What is expected. Nothing should differ between your answer and the records below.

Record excerpts.
=== Begin Enclosure ===

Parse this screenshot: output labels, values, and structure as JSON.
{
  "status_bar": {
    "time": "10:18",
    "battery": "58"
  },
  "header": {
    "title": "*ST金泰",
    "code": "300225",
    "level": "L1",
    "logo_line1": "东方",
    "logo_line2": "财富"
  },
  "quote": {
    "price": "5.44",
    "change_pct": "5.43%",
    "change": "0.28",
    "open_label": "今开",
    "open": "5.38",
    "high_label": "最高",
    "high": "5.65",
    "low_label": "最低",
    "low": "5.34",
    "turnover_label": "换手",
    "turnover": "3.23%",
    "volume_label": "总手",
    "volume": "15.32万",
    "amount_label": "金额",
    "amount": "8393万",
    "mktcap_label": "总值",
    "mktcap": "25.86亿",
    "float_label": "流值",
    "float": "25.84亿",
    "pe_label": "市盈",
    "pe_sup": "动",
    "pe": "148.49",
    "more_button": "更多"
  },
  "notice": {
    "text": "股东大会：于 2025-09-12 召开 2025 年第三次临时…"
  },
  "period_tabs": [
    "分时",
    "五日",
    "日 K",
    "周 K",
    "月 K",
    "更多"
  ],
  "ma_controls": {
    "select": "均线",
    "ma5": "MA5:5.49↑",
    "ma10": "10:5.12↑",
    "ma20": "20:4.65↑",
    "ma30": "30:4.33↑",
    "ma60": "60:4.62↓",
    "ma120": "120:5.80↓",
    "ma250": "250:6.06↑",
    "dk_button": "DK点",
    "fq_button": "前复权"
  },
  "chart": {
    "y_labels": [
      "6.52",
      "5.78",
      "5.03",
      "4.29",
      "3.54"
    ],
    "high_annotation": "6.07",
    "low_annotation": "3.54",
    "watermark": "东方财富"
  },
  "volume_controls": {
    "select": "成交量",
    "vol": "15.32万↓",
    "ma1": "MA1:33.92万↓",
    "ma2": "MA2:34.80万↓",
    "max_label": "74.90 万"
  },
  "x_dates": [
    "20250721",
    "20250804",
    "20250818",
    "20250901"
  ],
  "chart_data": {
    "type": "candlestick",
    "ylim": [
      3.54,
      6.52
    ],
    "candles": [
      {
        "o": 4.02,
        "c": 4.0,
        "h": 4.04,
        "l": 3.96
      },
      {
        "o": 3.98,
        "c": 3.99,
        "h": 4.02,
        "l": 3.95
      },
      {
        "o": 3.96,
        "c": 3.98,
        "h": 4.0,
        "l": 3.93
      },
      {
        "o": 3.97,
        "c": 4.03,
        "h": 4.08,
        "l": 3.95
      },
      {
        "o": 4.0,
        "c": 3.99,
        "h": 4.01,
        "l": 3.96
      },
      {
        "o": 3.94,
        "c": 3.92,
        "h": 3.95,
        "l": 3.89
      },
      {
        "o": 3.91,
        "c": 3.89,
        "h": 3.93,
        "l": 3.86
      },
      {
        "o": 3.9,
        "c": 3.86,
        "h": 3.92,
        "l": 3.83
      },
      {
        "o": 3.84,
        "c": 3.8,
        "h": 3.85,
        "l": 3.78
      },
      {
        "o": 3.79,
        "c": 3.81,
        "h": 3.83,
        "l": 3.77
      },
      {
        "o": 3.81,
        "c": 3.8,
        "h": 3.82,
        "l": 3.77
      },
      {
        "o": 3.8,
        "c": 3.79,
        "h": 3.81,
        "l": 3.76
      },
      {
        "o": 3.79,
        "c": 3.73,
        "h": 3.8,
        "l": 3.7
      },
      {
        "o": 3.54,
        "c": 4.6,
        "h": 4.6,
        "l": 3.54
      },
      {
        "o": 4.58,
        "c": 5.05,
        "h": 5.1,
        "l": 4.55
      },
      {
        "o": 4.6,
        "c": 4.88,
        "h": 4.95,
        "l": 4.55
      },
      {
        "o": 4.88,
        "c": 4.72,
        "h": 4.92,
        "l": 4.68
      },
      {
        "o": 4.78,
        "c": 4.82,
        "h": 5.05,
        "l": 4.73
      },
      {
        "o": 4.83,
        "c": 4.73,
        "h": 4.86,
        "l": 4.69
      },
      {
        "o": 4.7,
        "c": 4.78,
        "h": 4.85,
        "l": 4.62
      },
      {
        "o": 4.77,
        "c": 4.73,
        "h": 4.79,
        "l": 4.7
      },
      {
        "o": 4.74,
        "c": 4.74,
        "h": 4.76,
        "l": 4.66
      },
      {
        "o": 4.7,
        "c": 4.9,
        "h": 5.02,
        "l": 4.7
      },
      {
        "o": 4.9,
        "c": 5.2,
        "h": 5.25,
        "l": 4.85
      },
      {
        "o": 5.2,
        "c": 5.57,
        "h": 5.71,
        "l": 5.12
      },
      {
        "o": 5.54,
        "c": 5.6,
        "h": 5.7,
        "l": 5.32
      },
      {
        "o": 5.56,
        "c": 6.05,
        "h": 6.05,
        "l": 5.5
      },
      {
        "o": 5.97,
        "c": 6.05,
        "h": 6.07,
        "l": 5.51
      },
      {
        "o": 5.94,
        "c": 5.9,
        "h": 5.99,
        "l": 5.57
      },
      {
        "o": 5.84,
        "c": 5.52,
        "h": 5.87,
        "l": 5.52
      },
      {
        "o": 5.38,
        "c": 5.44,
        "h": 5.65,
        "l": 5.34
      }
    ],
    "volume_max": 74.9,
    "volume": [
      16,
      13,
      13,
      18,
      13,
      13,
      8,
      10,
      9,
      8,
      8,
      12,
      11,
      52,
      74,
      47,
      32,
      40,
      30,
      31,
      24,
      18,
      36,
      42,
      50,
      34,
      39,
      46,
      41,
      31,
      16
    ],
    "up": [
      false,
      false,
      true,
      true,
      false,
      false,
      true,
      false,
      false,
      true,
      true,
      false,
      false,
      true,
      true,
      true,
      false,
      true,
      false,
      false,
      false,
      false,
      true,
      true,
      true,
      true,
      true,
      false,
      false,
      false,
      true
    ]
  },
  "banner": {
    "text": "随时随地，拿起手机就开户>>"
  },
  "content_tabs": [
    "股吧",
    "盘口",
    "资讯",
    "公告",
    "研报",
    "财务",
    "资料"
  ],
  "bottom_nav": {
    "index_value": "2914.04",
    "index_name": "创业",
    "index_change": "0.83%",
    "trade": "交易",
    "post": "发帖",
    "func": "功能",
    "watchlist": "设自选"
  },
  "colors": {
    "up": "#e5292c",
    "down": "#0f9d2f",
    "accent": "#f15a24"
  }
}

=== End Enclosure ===

Response.
Parse this screenshot: output labels, values, and structure as JSON.
{
  "status_bar": {
    "time": "10:18",
    "battery": "58"
  },
  "header": {
    "title": "*ST金泰",
    "code": "300225",
    "level": "L1",
    "logo_line1": "东方",
    "logo_line2": "财富"
  },
  "quote": {
    "price": "5.44",
    "change_pct": "5.43%",
    "change": "0.28",
    "open_label": "今开",
    "open": "5.38",
    "high_label": "最高",
    "high": "5.65",
    "low_label": "最低",
    "low": "5.34",
    "turnover_label": "换手",
    "turnover": "3.23%",
    "volume_label": "总手",
    "volume": "15.32万",
    "amount_label": "金额",
    "amount": "8393万",
    "mktcap_label": "总值",
    "mktcap": "25.86亿",
    "float_label": "流值",
    "float": "25.84亿",
    "pe_label": "市盈",
    "pe_sup": "动",
    "pe": "148.49",
    "more_button": "更多"
  },
  "notice": {
    "text": "股东大会：于 2025-09-12 召开 2025 年第三次临时…"
  },
  "period_tabs": [
    "分时",
    "五日",
    "日 K",
    "周 K",
    "月 K",
    "更多"
  ],
  "ma_controls": {
    "select": "均线",
    "ma5": "MA5:5.49↑",
    "ma10": "10:5.12↑",
    "ma20": "20:4.65↑",
    "ma30": "30:4.33↑",
    "ma60": "60:4.62↓",
    "ma120": "120:5.80↓",
    "ma250": "250:6.06↑",
    "dk_button": "DK点",
    "fq_button": "前复权"
  },
  "chart": {
    "y_labels": [
      "6.52",
      "5.78",
      "5.03",
      "4.29",
      "3.54"
    ],
    "high_annotation": "6.07",
    "low_annotation": "3.54",
    "watermark": "东方财富"
  },
  "volume_controls": {
    "select": "成交量",
    "vol": "15.32万↓",
    "ma1": "MA1:33.92万↓",
    "ma2": "MA2:34.80万↓",
    "max_label": "74.90 万"
  },
  "x_dates": [
    "20250721",
    "20250804",
    "20250818",
    "20250901"
  ],
  "chart_data": {
    "type": "candlestick",
    "ylim": [
      3.54,
      6.52
    ],
    "candles": [
      {
        "o": 4.02,
        "c": 4.0,
        "h": 4.04,
        "l": 3.96
      },
      {
        "o": 3.98,
        "c": 3.99,
        "h": 4.02,
        "l": 3.95
      },
      {
        "o": 3.96,
        "c": 3.98,
        "h": 4.0,
        "l": 3.93
      },
      {
        "o": 3.97,
        "c": 4.03,
        "h": 4.08,
        "l": 3.95
      },
      {
        "o": 4.0,
        "c": 3.99,
        "h": 4.01,
        "l": 3.96
      },
      {
        "o": 3.94,
        "c": 3.92,
        "h": 3.95,
        "l": 3.89
      },
      {
        "o": 3.91,
        "c": 3.89,
        "h": 3.93,
        "l": 3.86
      },
      {
        "o": 3.9,
        "c": 3.86,
        "h": 3.92,
        "l": 3.83
      },
      {
        "o": 3.84,
        "c": 3.8,
        "h": 3.85,
        "l": 3.78
      },
      {
        "o": 3.79,
        "c": 3.81,
        "h": 3.83,
        "l": 3.77
      },
      {
        "o": 3.81,
        "c": 3.8,
        "h": 3.82,
        "l": 3.77
      },
      {
        "o": 3.8,
        "c": 3.79,
        "h": 3.81,
        "l": 3.76
      },
      {
        "o": 3.79,
        "c": 3.73,
        "h": 3.8,
        "l": 3.7
      },
      {
        "o": 3.54,
        "c": 4.6,
        "h": 4.6,
        "l": 3.54
      },
      {
        "o": 4.58,
        "c": 5.05,
        "h": 5.1,
        "l": 4.55
      },
      {
        "o": 4.6,
        "c": 4.88,
        "h": 4.95,
        "l": 4.55
      },
      {
        "o": 4.88,
        "c": 4.72,
        "h": 4.92,
        "l": 4.68
      },
      {
        "o": 4.78,
        "c": 4.82,
        "h": 5.05,
        "l": 4.73
      },
      {
        "o": 4.83,
        "c": 4.73,
        "h": 4.86,
        "l": 4.69
      },
      {
        "o": 4.7,
        "c": 4.78,
        "h": 4.85,
        "l": 4.62
      },
      {
        "o": 4.77,
        "c": 4.73,
        "h": 4.79,
        "l": 4.7
      },
      {
        "o": 4.74,
        "c": 4.74,
        "h": 4.76,
        "l": 4.66
      },
      {
        "o": 4.7,
        "c": 4.9,
        "h": 5.02,
        "l": 4.7
      },
      {
        "o": 4.9,
        "c": 5.2,
        "h": 5.25,
        "l": 4.85
      },
      {
        "o": 5.2,
        "c": 5.57,
        "h": 5.71,
        "l": 5.12
      },
      {
        "o": 5.54,
        "c": 5.6,
        "h": 5.7,
        "l": 5.32
      },
      {
        "o": 5.56,
        "c": 6.05,
        "h": 6.05,
        "l": 5.5
      },
      {
        "o": 5.97,
        "c": 6.05,
        "h": 6.07,
        "l": 5.51
      },
      {
        "o": 5.94,
        "c": 5.9,
        "h": 5.99,
        "l": 5.57
      },
      {
        "o": 5.84,
        "c": 5.52,
        "h": 5.87,
        "l": 5.52
      },
      {
        "o": 5.38,
        "c": 5.44,
        "h": 5.65,
        "l": 5.34
      }
    ],
    "volume_max": 74.9,
    "volume": [
      16,
      13,
      13,
      18,
      13,
      13,
      8,
      10,
      9,
      8,
      8,
      12,
      11,
      52,
      74,
      47,
      32,
      40,
      30,
      31,
      24,
      18,
      36,
      42,
      50,
      34,
      39,
      46,
      41,
      31,
      16
    ],
    "up": [
      false,
      false,
      true,
      true,
      false,
      false,
      true,
      false,
      false,
      true,
      true,
      false,
      false,
      true,
      true,
      true,
      false,
      true,
      false,
      false,
      false,
      false,
      true,
      true,
      true,
      true,
      true,
      false,
      false,
      false,
      true
    ]
  },
  "banner": {
    "text": "随时随地，拿起手机就开户>>"
  },
  "content_tabs": [
    "股吧",
    "盘口",
    "资讯",
    "公告",
    "研报",
    "财务",
    "资料"
  ],
  "bottom_nav": {
    "index_value": "2914.04",
    "index_name": "创业",
    "index_change": "0.83%",
    "trade": "交易",
    "post": "发帖",
    "func": "功能",
    "watchlist": "设自选"
  },
  "colors": {
    "up": "#e5292c",
    "down": "#0f9d2f",
    "accent": "#f15a24"
  }
}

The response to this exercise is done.